He tried to enlist in the Army in 2008 but was rejected as unqualified. And those who knew him described him to reporters as a "troubled young man" who frequently had such unusual outbursts that no one even wanted to sit next to him in class.
But, according to The Washington Post, on Nov. 30, Loughner legally purchased the Glock 19 semiautomatic pistol that law enforcement officials say he used to shoot U.S. Rep. Gabrielle Giffords at an event Saturday outside a busy supermarket in Tucson, Ariz., killing one of her aides, a federal judge, a 9-year-old girl and three retirees.
And that has revived the debate about gun ownership laws throughout the nation, but particularly in Arizona, which has some of the weakest gun control laws in the country. State laws there permit any law-abiding citizen over age 18 to buy a gun.
"At some point we need to ask the question: How did this man with this history of mental instability end up with this weapon," Senate Majority Whip Dick Durbin, D-Ill., said on CNN's "State of the Union" today.
"How did he go through the process and end up with this gun and this ammunition?"
Federal law enforcement officials told the Post that the semiautomatic pistol was fitted with a magazine that held about 30 bullets, and that Loughner had another magazine that held about 30 bullets, as well as two others that each held about 15 bullets.
Reese Widmier, manager of the Sportsman's Warehouse in Tucson, confirmed to the Post that the gun was sold by the store Nov. 30.
Loughner did pass the federally required background check, Widmier told the newspaper.
Dr. Park Dietz, a forensics psychiatrist, told AOL News today that gun control laws make it difficult to determine whether someone is mentally stable enough to purchase a gun.

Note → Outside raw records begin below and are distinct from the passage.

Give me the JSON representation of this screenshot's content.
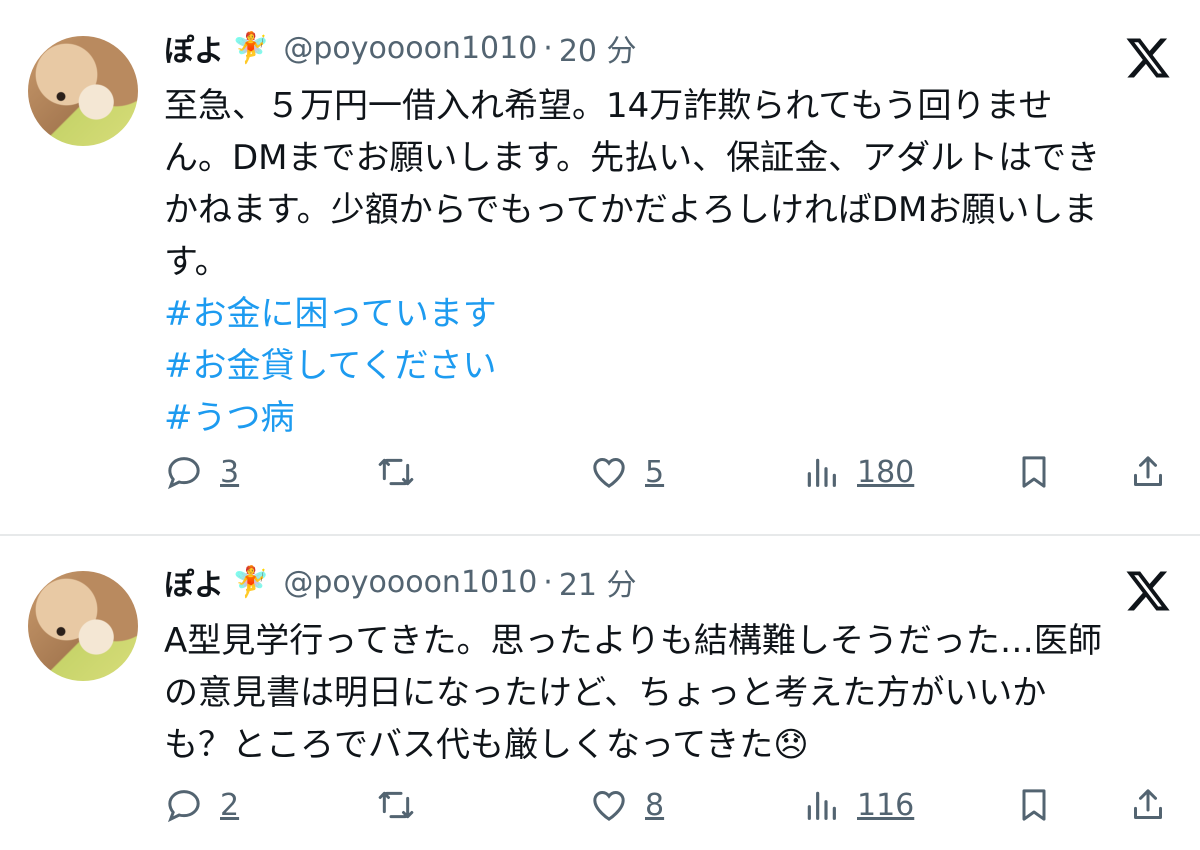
{
  "tweets": [
    {
      "author_name": "ぽよ",
      "author_emoji": "🧚",
      "handle": "@poyoooon1010",
      "separator": "·",
      "time": "20 分",
      "lines": [
        "至急、５万円一借入れ希望。14万詐欺られてもう回りませ",
        "ん。DMまでお願いします。先払い、保証金、アダルトはでき",
        "かねます。少額からでもってかだよろしければDMお願いしま",
        "す。"
      ],
      "hashtags": [
        "#お金に困っています",
        "#お金貸してください",
        "#うつ病"
      ],
      "replies": "3",
      "likes": "5",
      "views": "180"
    },
    {
      "author_name": "ぽよ",
      "author_emoji": "🧚",
      "handle": "@poyoooon1010",
      "separator": "·",
      "time": "21 分",
      "lines": [
        "A型見学行ってきた。思ったよりも結構難しそうだった…医師",
        "の意見書は明日になったけど、ちょっと考えた方がいいか",
        "も？ところでバス代も厳しくなってきた😞"
      ],
      "hashtags": [],
      "replies": "2",
      "likes": "8",
      "views": "116"
    }
  ],
  "icons": {
    "brand": "x-logo-icon",
    "reply": "reply-icon",
    "repost": "repost-icon",
    "like": "like-icon",
    "views": "views-icon",
    "bookmark": "bookmark-icon",
    "share": "share-icon"
  },
  "colors": {
    "text": "#0f1419",
    "secondary": "#536471",
    "hashtag": "#1d9bf0",
    "divider": "#e7e9ea"
  }
}
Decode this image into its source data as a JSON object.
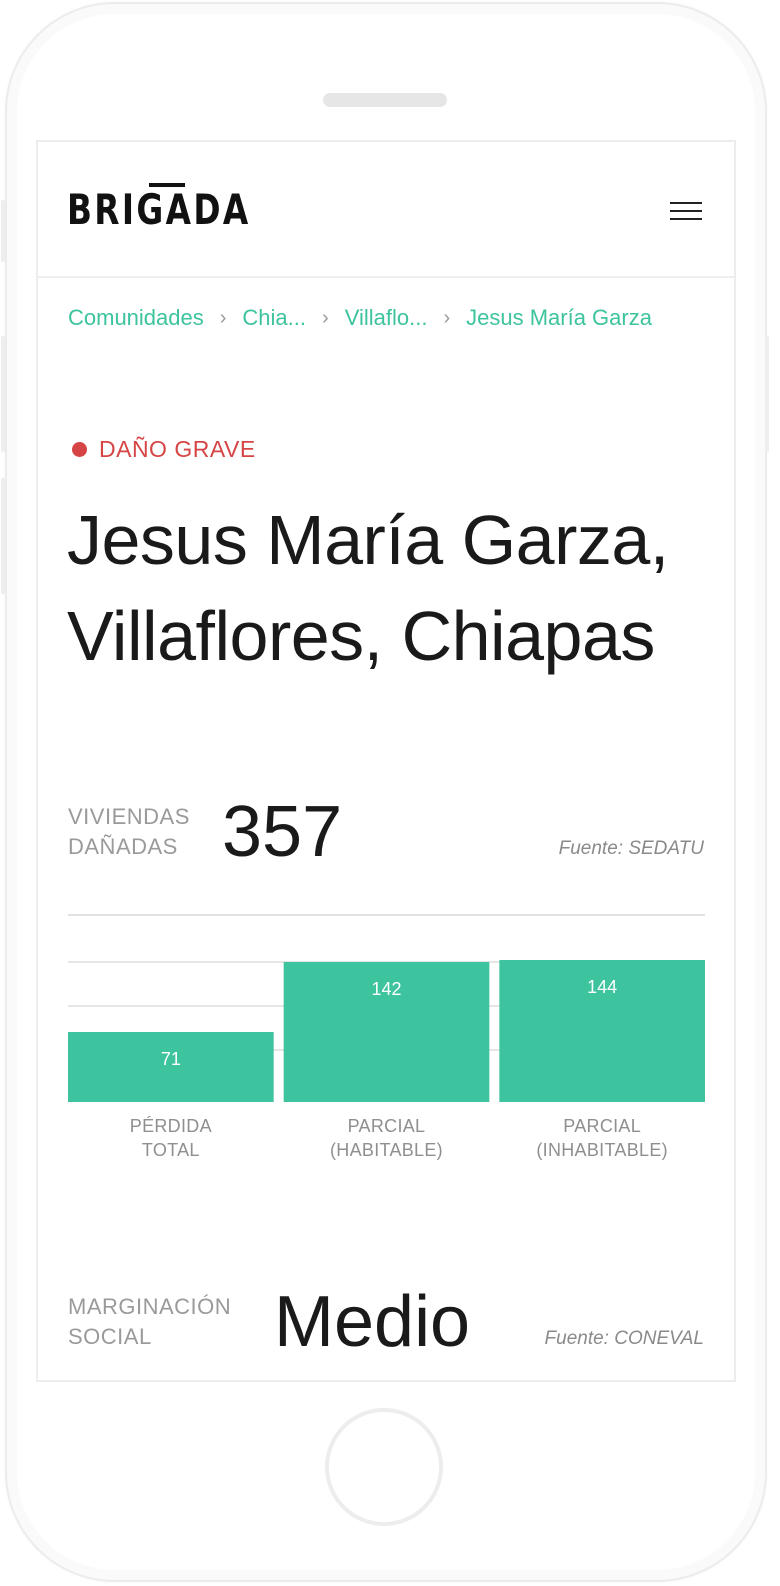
{
  "header": {
    "logo_text": "BRIGADA",
    "menu_icon": "hamburger-menu-icon"
  },
  "breadcrumb": {
    "items": [
      "Comunidades",
      "Chia...",
      "Villaflo...",
      "Jesus María Garza"
    ],
    "separator_icon": "chevron-right-icon"
  },
  "status": {
    "label": "DAÑO GRAVE",
    "color": "#d64545"
  },
  "page_title": {
    "line1": "Jesus María Garza,",
    "line2": "Villaflores, Chiapas"
  },
  "housing": {
    "label_line1": "VIVIENDAS",
    "label_line2": "DAÑADAS",
    "value": "357",
    "source": "Fuente: SEDATU"
  },
  "marginalization": {
    "label_line1": "MARGINACIÓN",
    "label_line2": "SOCIAL",
    "value": "Medio",
    "source": "Fuente: CONEVAL"
  },
  "colors": {
    "accent": "#3dc39e",
    "danger": "#d64545",
    "text": "#1a1a1a",
    "muted": "#9a9a9a"
  },
  "chart_data": {
    "type": "bar",
    "categories": [
      "PÉRDIDA TOTAL",
      "PARCIAL (HABITABLE)",
      "PARCIAL (INHABITABLE)"
    ],
    "category_lines": [
      [
        "PÉRDIDA",
        "TOTAL"
      ],
      [
        "PARCIAL",
        "(HABITABLE)"
      ],
      [
        "PARCIAL",
        "(INHABITABLE)"
      ]
    ],
    "values": [
      71,
      142,
      144
    ],
    "value_labels": [
      "71",
      "142",
      "144"
    ],
    "bar_color": "#3dc39e",
    "grid": true
  }
}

"He's old enough to buy it on his own because there was no way to determine this was a mentally ill person," Dietz said. "The only thing the existing law does about that is quite absurd. The ATF form asks if you have ever been adjudicated mentally ill," he said in reference to the federal Bureau of Alcohol Tobacco and Firearms.
Dietz noted that he once had law students visit 25 people on a ward for the criminally insane who had been adjudicated dangerously mentally ill, asking them whether they had been adjudicated dangerously mentally ill.
"They all said no, while sitting on the ward," Dietz told AOL News.
"In some states the instant background check does include a search of computer records of who has been committed as dangerously mentally ill but it is quite inconsistent around the country whether they do it or how complete the information is."
Arizona does not have a waiting period unless something is flagged during the instant check.
However, the debate in Arizona is far from simple. Giffords herself is a long-time gun owner who has described herself as a strong supporter of the Second Amendment. And despite the lack of restrictions on gun purchases and ownership in Arizona, not everyone agrees that the laws should be toughened.
Sen. Rand Paul, R-Ky., said on "Fox News Sunday" today that the shootings are "unrelated" to Arizona's gun laws: "The weapons don't kill people, it's the individual that kills people."
On NBC's "Meet the Press," Rep. Raul Labrador also said changes in gun laws are not the answer, but the answer lies with each individual who owns a gun.
"I don't know if it's the gun laws that make a difference," the Idaho Republican said.
However, Arizona's Democratic Rep. Raul Grijalva, on the same program, said: "Gun laws have to be examined."
"This is clearly an illustration of why we must all work together to fight gun violence in America and keep dangerous weapons out of the hands of the wrong people," she said in a statement.
Giffords' Republican challenger to office during the last election, Jesse Kelly, who was pictured on his campaign website in military gear, holding his automatic weapon, did not blame gun laws or political rhetoric for the rampage.
"Arizona is a state where people are firearms owners," he told The Associated Press after Saturday's shooting. "This was just a deranged individual."